An organizer of an upcoming book festival in Bowling Green says it’s becoming more of a challenge to get authors at larger publishers to appear at events for free.
Kristie Lowry is literary outreach coordinator with WKU Libraries, and an organizer with the Southern Kentucky Book Festival. She says book companies have cut their budgets related to book tours and marketing campaigns.
“So getting the authors to come to an event like ours for free, which would have been a little easier back in the day, is harder to do now,” Lowry told WKU Public Radio. “And Penguin and Random House have their own speaker bureaus now, so they market their authors, but you have to pay a fee in order to have them come into town.”
Lowry says another growing trend in the literary world is the rising number of self-published authors. She says many self-published writers in the southern Kentucky region, like Allison Jewell and Jennie Brown, have loyal followings and are well-received when they appear on panels at local book festivals.
Michael Morris is a man with a passion for southern fiction. His latest book is called Man in the Blue Moon, and he is in Bowling Green Thursday promoting the new work, and speaking to different organizations around town.
Man in the Blue Moon was the fall selection for the SOKY Reads! program, a community "one book" reading project in southern Kentucky.
Morris stopped by the studios of WKU Public Radio to talk about writing southern fiction, and how he got into writing late in life.
Here are some excerpts of our conversation:
You're giving a writing workshop today at WKU about writing southern fiction. What's distinctive about southern fiction? What makes it stand out from other genres?
“I just think the way we speak is different, obviously. That stands out. There are other aspects to the south that you don’t find in other places in the country. A lot of it has to do with the food. You know, we plan a big celebration around our food—the Sunday dinners."
"You know, William Faulker said the difference between the north and the south is that in the north the crazy relatives are hidden in the attic.
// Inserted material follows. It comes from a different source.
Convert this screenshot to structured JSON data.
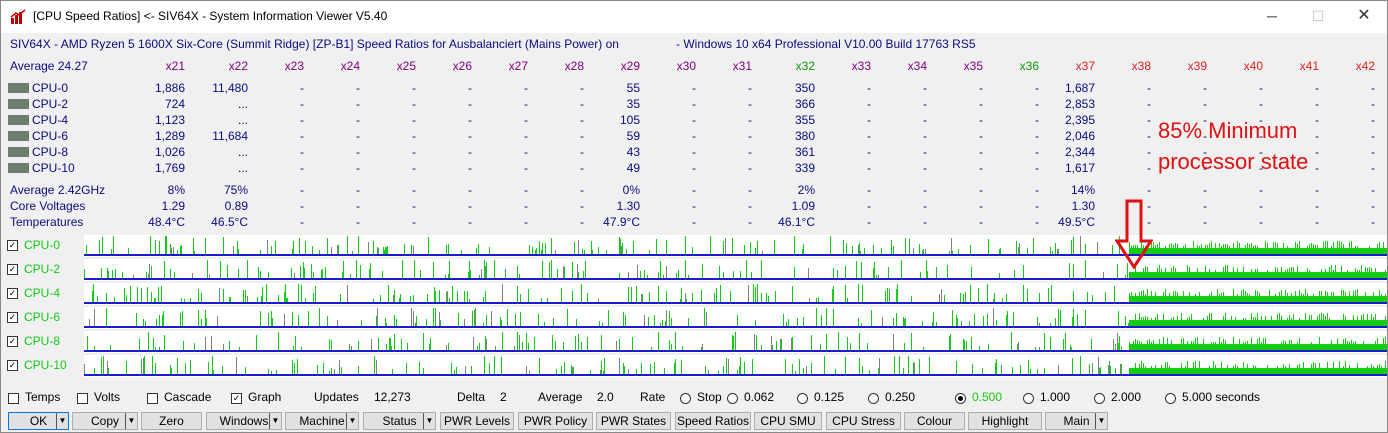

In the south, we put them on the front porch and let them wave to everybody."